ENTRIES SHOWN
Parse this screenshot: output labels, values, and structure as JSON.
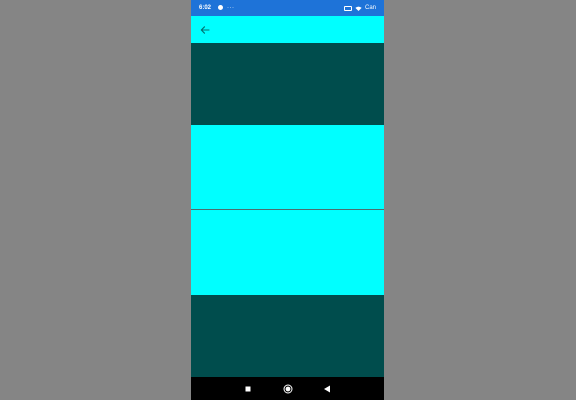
{
  "status_bar": {
    "time": "6:02",
    "overflow": "···",
    "carrier": "Can"
  },
  "toolbar": {
    "back_icon": "arrow-left-icon"
  },
  "colors": {
    "outer_background": "#858585",
    "status_bar": "#1e73d8",
    "toolbar": "#00ffff",
    "dark_band": "#004d4d",
    "light_band": "#00ffff",
    "nav_bar": "#000000"
  },
  "nav_bar": {
    "recents_icon": "square-icon",
    "home_icon": "circle-icon",
    "back_icon": "triangle-back-icon"
  }
}
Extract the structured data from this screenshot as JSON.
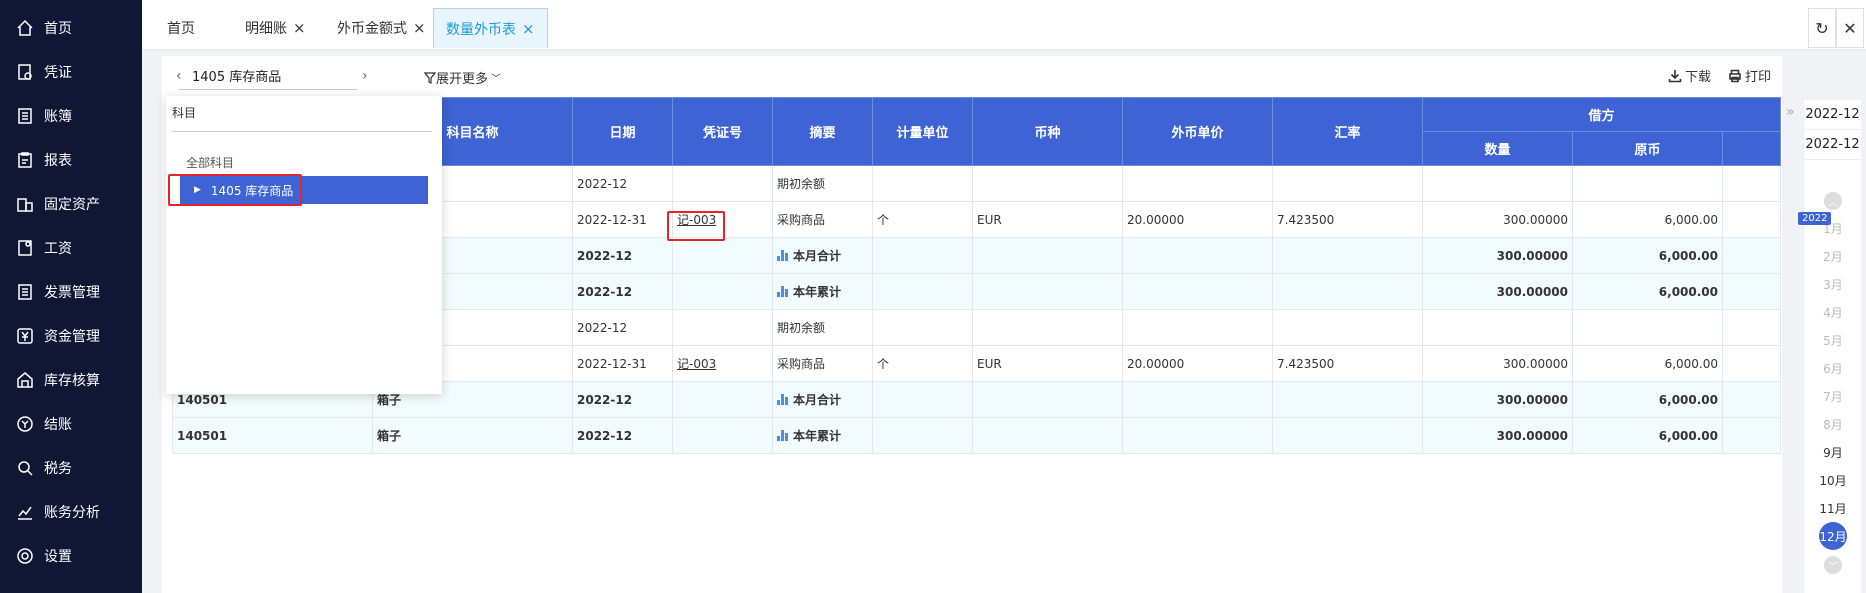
{
  "sidebar": {
    "items": [
      {
        "label": "首页",
        "icon": "home-icon"
      },
      {
        "label": "凭证",
        "icon": "voucher-icon"
      },
      {
        "label": "账簿",
        "icon": "ledger-icon"
      },
      {
        "label": "报表",
        "icon": "report-icon"
      },
      {
        "label": "固定资产",
        "icon": "fixed-asset-icon"
      },
      {
        "label": "工资",
        "icon": "salary-icon"
      },
      {
        "label": "发票管理",
        "icon": "invoice-icon"
      },
      {
        "label": "资金管理",
        "icon": "yuan-icon"
      },
      {
        "label": "库存核算",
        "icon": "inventory-icon"
      },
      {
        "label": "结账",
        "icon": "close-books-icon"
      },
      {
        "label": "税务",
        "icon": "tax-icon"
      },
      {
        "label": "账务分析",
        "icon": "chart-line-icon"
      },
      {
        "label": "设置",
        "icon": "gear-icon"
      }
    ]
  },
  "tabs": {
    "home": "首页",
    "detail": "明细账",
    "fx_amount": "外币金额式",
    "qty_fx": "数量外币表",
    "close": "×",
    "refresh": "↻",
    "close_all": "✕"
  },
  "toolbar": {
    "account_select": "1405  库存商品",
    "prev": "‹",
    "next": "›",
    "expand_more": "展开更多",
    "download": "下载",
    "print": "打印"
  },
  "dropdown": {
    "header": "科目",
    "all": "全部科目",
    "selected": "1405 库存商品"
  },
  "table": {
    "headers": {
      "code": "",
      "name": "科目名称",
      "date": "日期",
      "voucher": "凭证号",
      "summary": "摘要",
      "unit": "计量单位",
      "currency": "币种",
      "fx_price": "外币单价",
      "rate": "汇率",
      "debit": "借方",
      "qty": "数量",
      "orig": "原币"
    },
    "rows": [
      {
        "code": "",
        "name": "",
        "date": "2022-12",
        "voucher": "",
        "summary": "期初余额",
        "unit": "",
        "currency": "",
        "price": "",
        "rate": "",
        "qty": "",
        "orig": "",
        "sum": false
      },
      {
        "code": "",
        "name": "",
        "date": "2022-12-31",
        "voucher": "记-003",
        "summary": "采购商品",
        "unit": "个",
        "currency": "EUR",
        "price": "20.00000",
        "rate": "7.423500",
        "qty": "300.00000",
        "orig": "6,000.00",
        "sum": false
      },
      {
        "code": "",
        "name": "",
        "date": "2022-12",
        "voucher": "",
        "summary": "本月合计",
        "unit": "",
        "currency": "",
        "price": "",
        "rate": "",
        "qty": "300.00000",
        "orig": "6,000.00",
        "sum": true
      },
      {
        "code": "",
        "name": "",
        "date": "2022-12",
        "voucher": "",
        "summary": "本年累计",
        "unit": "",
        "currency": "",
        "price": "",
        "rate": "",
        "qty": "300.00000",
        "orig": "6,000.00",
        "sum": true
      },
      {
        "code": "",
        "name": "",
        "date": "2022-12",
        "voucher": "",
        "summary": "期初余额",
        "unit": "",
        "currency": "",
        "price": "",
        "rate": "",
        "qty": "",
        "orig": "",
        "sum": false
      },
      {
        "code": "",
        "name": "",
        "date": "2022-12-31",
        "voucher": "记-003",
        "summary": "采购商品",
        "unit": "个",
        "currency": "EUR",
        "price": "20.00000",
        "rate": "7.423500",
        "qty": "300.00000",
        "orig": "6,000.00",
        "sum": false
      },
      {
        "code": "140501",
        "name": "箱子",
        "date": "2022-12",
        "voucher": "",
        "summary": "本月合计",
        "unit": "",
        "currency": "",
        "price": "",
        "rate": "",
        "qty": "300.00000",
        "orig": "6,000.00",
        "sum": true
      },
      {
        "code": "140501",
        "name": "箱子",
        "date": "2022-12",
        "voucher": "",
        "summary": "本年累计",
        "unit": "",
        "currency": "",
        "price": "",
        "rate": "",
        "qty": "300.00000",
        "orig": "6,000.00",
        "sum": true
      }
    ]
  },
  "period": {
    "start": "2022-12",
    "end": "2022-12",
    "year": "2022",
    "months": [
      "1月",
      "2月",
      "3月",
      "4月",
      "5月",
      "6月",
      "7月",
      "8月",
      "9月",
      "10月",
      "11月",
      "12月"
    ],
    "enabled_from": 8,
    "current": 11
  },
  "colors": {
    "sidebar_bg": "#0f1735",
    "header_blue": "#3d63d4",
    "highlight_red": "#e0262a",
    "tab_active": "#1e9ad6"
  }
}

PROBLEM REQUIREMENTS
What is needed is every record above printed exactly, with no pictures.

SOLUTION TO THE EXERCISE
Parse this screenshot: output labels, values, and structure as JSON.
{
  "status_bar": {
    "time": "6:02",
    "overflow": "···",
    "carrier": "Can"
  },
  "toolbar": {
    "back_icon": "arrow-left-icon"
  },
  "colors": {
    "outer_background": "#858585",
    "status_bar": "#1e73d8",
    "toolbar": "#00ffff",
    "dark_band": "#004d4d",
    "light_band": "#00ffff",
    "nav_bar": "#000000"
  },
  "nav_bar": {
    "recents_icon": "square-icon",
    "home_icon": "circle-icon",
    "back_icon": "triangle-back-icon"
  }
}
Extract the structured data from this screenshot as JSON.
{
  "sidebar": {
    "items": [
      {
        "label": "首页",
        "icon": "home-icon"
      },
      {
        "label": "凭证",
        "icon": "voucher-icon"
      },
      {
        "label": "账簿",
        "icon": "ledger-icon"
      },
      {
        "label": "报表",
        "icon": "report-icon"
      },
      {
        "label": "固定资产",
        "icon": "fixed-asset-icon"
      },
      {
        "label": "工资",
        "icon": "salary-icon"
      },
      {
        "label": "发票管理",
        "icon": "invoice-icon"
      },
      {
        "label": "资金管理",
        "icon": "yuan-icon"
      },
      {
        "label": "库存核算",
        "icon": "inventory-icon"
      },
      {
        "label": "结账",
        "icon": "close-books-icon"
      },
      {
        "label": "税务",
        "icon": "tax-icon"
      },
      {
        "label": "账务分析",
        "icon": "chart-line-icon"
      },
      {
        "label": "设置",
        "icon": "gear-icon"
      }
    ]
  },
  "tabs": {
    "home": "首页",
    "detail": "明细账",
    "fx_amount": "外币金额式",
    "qty_fx": "数量外币表",
    "close": "×",
    "refresh": "↻",
    "close_all": "✕"
  },
  "toolbar": {
    "account_select": "1405  库存商品",
    "prev": "‹",
    "next": "›",
    "expand_more": "展开更多",
    "download": "下载",
    "print": "打印"
  },
  "dropdown": {
    "header": "科目",
    "all": "全部科目",
    "selected": "1405 库存商品"
  },
  "table": {
    "headers": {
      "code": "",
      "name": "科目名称",
      "date": "日期",
      "voucher": "凭证号",
      "summary": "摘要",
      "unit": "计量单位",
      "currency": "币种",
      "fx_price": "外币单价",
      "rate": "汇率",
      "debit": "借方",
      "qty": "数量",
      "orig": "原币"
    },
    "rows": [
      {
        "code": "",
        "name": "",
        "date": "2022-12",
        "voucher": "",
        "summary": "期初余额",
        "unit": "",
        "currency": "",
        "price": "",
        "rate": "",
        "qty": "",
        "orig": "",
        "sum": false
      },
      {
        "code": "",
        "name": "",
        "date": "2022-12-31",
        "voucher": "记-003",
        "summary": "采购商品",
        "unit": "个",
        "currency": "EUR",
        "price": "20.00000",
        "rate": "7.423500",
        "qty": "300.00000",
        "orig": "6,000.00",
        "sum": false
      },
      {
        "code": "",
        "name": "",
        "date": "2022-12",
        "voucher": "",
        "summary": "本月合计",
        "unit": "",
        "currency": "",
        "price": "",
        "rate": "",
        "qty": "300.00000",
        "orig": "6,000.00",
        "sum": true
      },
      {
        "code": "",
        "name": "",
        "date": "2022-12",
        "voucher": "",
        "summary": "本年累计",
        "unit": "",
        "currency": "",
        "price": "",
        "rate": "",
        "qty": "300.00000",
        "orig": "6,000.00",
        "sum": true
      },
      {
        "code": "",
        "name": "",
        "date": "2022-12",
        "voucher": "",
        "summary": "期初余额",
        "unit": "",
        "currency": "",
        "price": "",
        "rate": "",
        "qty": "",
        "orig": "",
        "sum": false
      },
      {
        "code": "",
        "name": "",
        "date": "2022-12-31",
        "voucher": "记-003",
        "summary": "采购商品",
        "unit": "个",
        "currency": "EUR",
        "price": "20.00000",
        "rate": "7.423500",
        "qty": "300.00000",
        "orig": "6,000.00",
        "sum": false
      },
      {
        "code": "140501",
        "name": "箱子",
        "date": "2022-12",
        "voucher": "",
        "summary": "本月合计",
        "unit": "",
        "currency": "",
        "price": "",
        "rate": "",
        "qty": "300.00000",
        "orig": "6,000.00",
        "sum": true
      },
      {
        "code": "140501",
        "name": "箱子",
        "date": "2022-12",
        "voucher": "",
        "summary": "本年累计",
        "unit": "",
        "currency": "",
        "price": "",
        "rate": "",
        "qty": "300.00000",
        "orig": "6,000.00",
        "sum": true
      }
    ]
  },
  "period": {
    "start": "2022-12",
    "end": "2022-12",
    "year": "2022",
    "months": [
      "1月",
      "2月",
      "3月",
      "4月",
      "5月",
      "6月",
      "7月",
      "8月",
      "9月",
      "10月",
      "11月",
      "12月"
    ],
    "enabled_from": 8,
    "current": 11
  },
  "colors": {
    "sidebar_bg": "#0f1735",
    "header_blue": "#3d63d4",
    "highlight_red": "#e0262a",
    "tab_active": "#1e9ad6"
  }
}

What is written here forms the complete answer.